However, the optional ($2000) six-speed automatic transmission option, a first for a diesel-powered 3, is expected to account for about 60 percent of sales.

The car’s 2.2-litre direct-injection four-cylinder engine is the same as in the Mazda CX-5 and 6 SkyActiv D.

Aided by a single two-stage turbocharger and an unusually high (for a diesel) compression ratio of 14.0:1, it pumps out a healthy 129kW at 4500rpm and 420Nm from 2000rpm.

The result is an acceleration time of 7.7 seconds to 100km/h on the way to a 216km/h top speed for the manual – or 8.4sec for the auto, which is half a second slower than the 92kg-lighter SP25 GT hatch we tested in March.

On the economy front, the XD is the second Mazda (after the 6) with the i-Eloop tech, which recovers and stores otherwise lost kinetic energy into the electrical system.

Additionally, idle-stop is standard, contributing to a 5.0L/100km fuel consumption average in the manual (5.2L for the auto), compared with 5.7L/100km for the most economical petrol-powered 3.

A number of items differentiate the diesel from its petrol counterpart, including an exhaust sound synthesiser for a sportier noise, shiny 18-inch alloys (with 215/45R18 tyres), LED front fog lights and a glossy rear-bumper valance insert.

The attractive, well connected and ergonomically sound cabin sports cosseting suede/leather seats, a superb driving position and excellent instrumentation – though storage space is more limited than it was on older-gen models and rear vision is pitiful.

Aside from SkyActiv D badging on the back, the easiest way to pick the XD from the otherwise identical SP25 Astina is 70s Golf GTI-style red piping along the lower edges of the grille.
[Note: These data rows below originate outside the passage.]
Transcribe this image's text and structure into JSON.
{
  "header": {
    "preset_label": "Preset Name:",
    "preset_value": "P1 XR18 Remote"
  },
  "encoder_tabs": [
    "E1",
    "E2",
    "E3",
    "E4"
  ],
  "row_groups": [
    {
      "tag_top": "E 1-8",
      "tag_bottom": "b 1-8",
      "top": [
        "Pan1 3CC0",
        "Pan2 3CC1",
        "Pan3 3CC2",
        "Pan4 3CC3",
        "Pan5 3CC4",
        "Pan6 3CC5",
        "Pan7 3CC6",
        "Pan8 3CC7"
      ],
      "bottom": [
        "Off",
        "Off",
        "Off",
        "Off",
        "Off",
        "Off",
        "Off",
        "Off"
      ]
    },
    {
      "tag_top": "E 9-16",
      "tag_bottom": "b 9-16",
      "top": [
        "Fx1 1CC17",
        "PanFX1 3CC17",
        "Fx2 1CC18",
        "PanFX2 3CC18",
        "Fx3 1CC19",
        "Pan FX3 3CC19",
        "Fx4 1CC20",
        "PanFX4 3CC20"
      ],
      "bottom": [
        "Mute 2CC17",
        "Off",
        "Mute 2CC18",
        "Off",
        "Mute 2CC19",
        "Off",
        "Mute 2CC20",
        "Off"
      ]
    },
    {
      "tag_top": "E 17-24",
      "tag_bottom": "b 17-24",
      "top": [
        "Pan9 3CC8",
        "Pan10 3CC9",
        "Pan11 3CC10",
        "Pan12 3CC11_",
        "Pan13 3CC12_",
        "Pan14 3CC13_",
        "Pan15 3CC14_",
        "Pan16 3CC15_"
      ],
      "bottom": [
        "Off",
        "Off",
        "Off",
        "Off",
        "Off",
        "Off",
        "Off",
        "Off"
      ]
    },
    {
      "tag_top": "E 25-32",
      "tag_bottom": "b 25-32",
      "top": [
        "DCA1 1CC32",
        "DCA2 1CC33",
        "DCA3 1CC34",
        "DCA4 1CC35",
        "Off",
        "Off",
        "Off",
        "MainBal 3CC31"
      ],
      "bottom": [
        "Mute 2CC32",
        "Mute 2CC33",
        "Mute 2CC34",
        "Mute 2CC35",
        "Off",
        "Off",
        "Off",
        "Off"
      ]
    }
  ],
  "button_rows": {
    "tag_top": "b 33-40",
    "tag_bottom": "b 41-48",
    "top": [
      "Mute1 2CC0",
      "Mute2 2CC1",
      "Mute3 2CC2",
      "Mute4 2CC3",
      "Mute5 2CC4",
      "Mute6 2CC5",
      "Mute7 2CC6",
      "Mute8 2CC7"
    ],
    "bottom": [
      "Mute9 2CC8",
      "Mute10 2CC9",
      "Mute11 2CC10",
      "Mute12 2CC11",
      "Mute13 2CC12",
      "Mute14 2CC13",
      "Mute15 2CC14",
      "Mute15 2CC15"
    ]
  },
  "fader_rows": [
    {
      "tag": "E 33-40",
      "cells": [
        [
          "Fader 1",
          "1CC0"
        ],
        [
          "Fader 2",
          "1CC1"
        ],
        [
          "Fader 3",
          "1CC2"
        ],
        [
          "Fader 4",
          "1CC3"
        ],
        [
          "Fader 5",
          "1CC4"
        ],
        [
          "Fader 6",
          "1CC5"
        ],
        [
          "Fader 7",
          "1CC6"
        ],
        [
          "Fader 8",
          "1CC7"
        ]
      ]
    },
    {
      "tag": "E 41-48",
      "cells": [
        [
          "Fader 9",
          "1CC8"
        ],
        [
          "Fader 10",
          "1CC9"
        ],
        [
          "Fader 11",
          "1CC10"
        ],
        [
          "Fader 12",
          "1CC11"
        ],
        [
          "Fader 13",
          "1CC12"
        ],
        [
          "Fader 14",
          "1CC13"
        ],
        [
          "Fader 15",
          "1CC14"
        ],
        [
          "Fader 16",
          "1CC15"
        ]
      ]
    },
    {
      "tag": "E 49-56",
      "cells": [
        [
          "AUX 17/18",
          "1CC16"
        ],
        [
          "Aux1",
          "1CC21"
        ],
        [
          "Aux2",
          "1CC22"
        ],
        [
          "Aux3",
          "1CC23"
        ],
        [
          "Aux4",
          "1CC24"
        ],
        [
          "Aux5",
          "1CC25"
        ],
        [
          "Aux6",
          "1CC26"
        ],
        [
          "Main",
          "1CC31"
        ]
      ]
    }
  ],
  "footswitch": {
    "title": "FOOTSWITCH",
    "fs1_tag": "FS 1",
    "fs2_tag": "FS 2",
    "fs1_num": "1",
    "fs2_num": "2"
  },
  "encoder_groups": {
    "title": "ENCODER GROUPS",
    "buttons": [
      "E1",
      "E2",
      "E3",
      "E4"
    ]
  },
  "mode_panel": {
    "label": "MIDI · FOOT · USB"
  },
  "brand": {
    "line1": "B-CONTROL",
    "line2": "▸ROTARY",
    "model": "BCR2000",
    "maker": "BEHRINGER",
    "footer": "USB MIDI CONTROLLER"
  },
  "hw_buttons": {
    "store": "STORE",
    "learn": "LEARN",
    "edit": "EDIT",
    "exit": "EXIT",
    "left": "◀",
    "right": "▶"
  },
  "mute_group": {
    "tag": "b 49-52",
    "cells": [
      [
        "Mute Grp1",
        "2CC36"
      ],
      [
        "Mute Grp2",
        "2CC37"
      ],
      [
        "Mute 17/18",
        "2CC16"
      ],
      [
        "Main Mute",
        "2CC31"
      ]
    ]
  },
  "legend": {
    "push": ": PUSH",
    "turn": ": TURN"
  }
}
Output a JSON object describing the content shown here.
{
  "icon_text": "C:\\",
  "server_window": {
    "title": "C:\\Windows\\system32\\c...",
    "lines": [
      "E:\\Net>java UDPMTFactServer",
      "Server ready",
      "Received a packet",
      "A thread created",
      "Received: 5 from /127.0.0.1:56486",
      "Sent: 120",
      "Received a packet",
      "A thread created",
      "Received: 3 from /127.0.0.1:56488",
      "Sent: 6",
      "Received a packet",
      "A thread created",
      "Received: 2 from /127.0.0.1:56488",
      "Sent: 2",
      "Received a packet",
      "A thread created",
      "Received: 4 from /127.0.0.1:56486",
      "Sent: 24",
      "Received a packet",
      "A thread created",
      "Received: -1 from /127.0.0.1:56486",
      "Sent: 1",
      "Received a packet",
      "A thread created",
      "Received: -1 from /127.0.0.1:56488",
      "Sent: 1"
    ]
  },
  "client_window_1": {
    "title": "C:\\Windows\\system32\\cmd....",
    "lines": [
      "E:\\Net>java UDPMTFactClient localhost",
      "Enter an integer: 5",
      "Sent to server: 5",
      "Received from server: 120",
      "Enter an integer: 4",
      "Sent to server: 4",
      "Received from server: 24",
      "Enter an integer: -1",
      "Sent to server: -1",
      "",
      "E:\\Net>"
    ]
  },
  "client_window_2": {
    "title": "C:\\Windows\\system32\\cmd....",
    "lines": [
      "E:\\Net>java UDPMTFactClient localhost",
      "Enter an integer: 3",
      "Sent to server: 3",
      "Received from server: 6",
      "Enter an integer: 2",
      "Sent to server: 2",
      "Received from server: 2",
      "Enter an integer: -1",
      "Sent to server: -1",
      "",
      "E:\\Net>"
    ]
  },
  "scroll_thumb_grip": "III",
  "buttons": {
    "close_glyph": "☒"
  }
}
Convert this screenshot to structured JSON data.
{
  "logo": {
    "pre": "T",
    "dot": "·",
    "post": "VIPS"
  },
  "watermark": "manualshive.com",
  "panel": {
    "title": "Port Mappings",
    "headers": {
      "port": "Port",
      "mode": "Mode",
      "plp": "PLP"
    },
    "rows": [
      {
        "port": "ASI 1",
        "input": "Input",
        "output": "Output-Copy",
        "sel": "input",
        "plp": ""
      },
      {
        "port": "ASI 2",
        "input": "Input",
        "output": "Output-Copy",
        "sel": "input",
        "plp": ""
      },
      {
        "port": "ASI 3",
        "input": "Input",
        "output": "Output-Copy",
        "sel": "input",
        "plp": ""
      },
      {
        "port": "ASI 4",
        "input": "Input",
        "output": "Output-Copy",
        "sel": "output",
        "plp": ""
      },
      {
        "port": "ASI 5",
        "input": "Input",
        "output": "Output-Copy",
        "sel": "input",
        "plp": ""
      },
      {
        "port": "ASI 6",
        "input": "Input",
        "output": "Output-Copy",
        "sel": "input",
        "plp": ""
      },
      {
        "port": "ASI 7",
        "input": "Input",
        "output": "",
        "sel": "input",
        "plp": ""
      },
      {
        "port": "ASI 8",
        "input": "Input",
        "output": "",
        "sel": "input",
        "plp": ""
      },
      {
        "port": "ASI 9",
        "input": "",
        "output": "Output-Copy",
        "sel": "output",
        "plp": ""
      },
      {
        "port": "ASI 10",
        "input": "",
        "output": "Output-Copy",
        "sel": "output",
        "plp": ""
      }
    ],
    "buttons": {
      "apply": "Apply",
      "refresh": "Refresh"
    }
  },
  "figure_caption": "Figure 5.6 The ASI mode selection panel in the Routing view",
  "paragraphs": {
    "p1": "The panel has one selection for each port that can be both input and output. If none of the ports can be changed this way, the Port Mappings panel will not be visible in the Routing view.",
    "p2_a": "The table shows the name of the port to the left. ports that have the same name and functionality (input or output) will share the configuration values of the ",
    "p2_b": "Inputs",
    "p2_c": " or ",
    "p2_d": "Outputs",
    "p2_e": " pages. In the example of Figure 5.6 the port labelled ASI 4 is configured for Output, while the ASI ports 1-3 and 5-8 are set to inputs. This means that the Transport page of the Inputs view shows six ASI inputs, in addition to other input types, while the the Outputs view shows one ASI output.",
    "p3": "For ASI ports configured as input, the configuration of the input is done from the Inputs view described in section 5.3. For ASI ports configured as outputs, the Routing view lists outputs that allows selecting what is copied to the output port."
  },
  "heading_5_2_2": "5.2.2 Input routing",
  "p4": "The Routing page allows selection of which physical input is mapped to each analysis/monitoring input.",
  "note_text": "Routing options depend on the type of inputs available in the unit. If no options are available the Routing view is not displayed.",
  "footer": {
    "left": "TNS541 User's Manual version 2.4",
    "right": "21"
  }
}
On the road, the first surprise is that, while it sounds somewhat clattery in that direct-injection way from outside, the drivetrain is agreeably more muted inside.

Feather the throttle and the sheer quietness of the velvety forward thrust that follows after the briefest of hesitations continues to be at odds with drivetrain assumptions.

Whether in the satisfyingly weighty and beautifully positioned manual (our favourite) or slick and quick-witted auto, the seamless ease with which the speed builds is a delight, imbuing the XD with an effortlessness that matches the best from Europe.

Clearly the Japanese engineers have worked hard tuning the electronics to keep that 420Nm torrent of torque from corrupting the front wheels.

Outstandingly tractable, yet uncharacteristically revvy for a diesel, the XD pulls strongly and is a rapid yet relaxed point-to-point performer, barely registering 1950rpm at 100km/h in sixth gear in the auto.

Blasting along twistier bits, the chassis continues to keep its cool, with a composed cornering neutrality underlined by a beautifully calibrated traction system.

However, the XD’s heavier front end turns it into a reluctant handler, lacking the sheer alacrity of the SP. And a little more low-speed steering bite wouldn’t go astray, though it feels fluent, responsive and rock-solid at higher speeds.

Of more concern was some brake fade after a session of downhill mountain-road revelry on the launch, suggesting an upgrade is required from the unchanged 3 set-up of 295mm vented front and 265mm solid rear discs.

Coarser bitumen revealed the low-level droning we’ve come to endure from most Mazdas, but the supple ride quality proved to be a positive for a car with sporty intent.

The XD Astina is well-specified, with radar-based adaptive cruise control, blind-spot monitoring, lane-departure warning, low-speed autonomous braking, higher-speed impact-mitigating braking and reverse cross-traffic alert, heads-up display, sat nav, powered front seats and upmarket audio.

The stridently relaxed yet muscular XD makes for a convincing and dependable upmarket alternative to a Euro diesel.

Model: Mazda 3 XD Astina
Engine: 2191cc 4cyl, dohc, 16v turbo-diesel
Max power: 129kW @ 4500rpm
Max torque: 420Nm @ 2000rpm
Transmission: 6-speed manual
Kerb weight: 1448kg
0-100km/h: 7.7sec
Price: $40,230
On sale: Now


Sign up here to receive the latest round-up of Wheels news, reviews and video highlights straight to your inbox each week.

Want free access to 5 years of Wheels archive content? Sign up now! 


  • Great car but $4000 premium, ford should bring its focus ST- D with $37990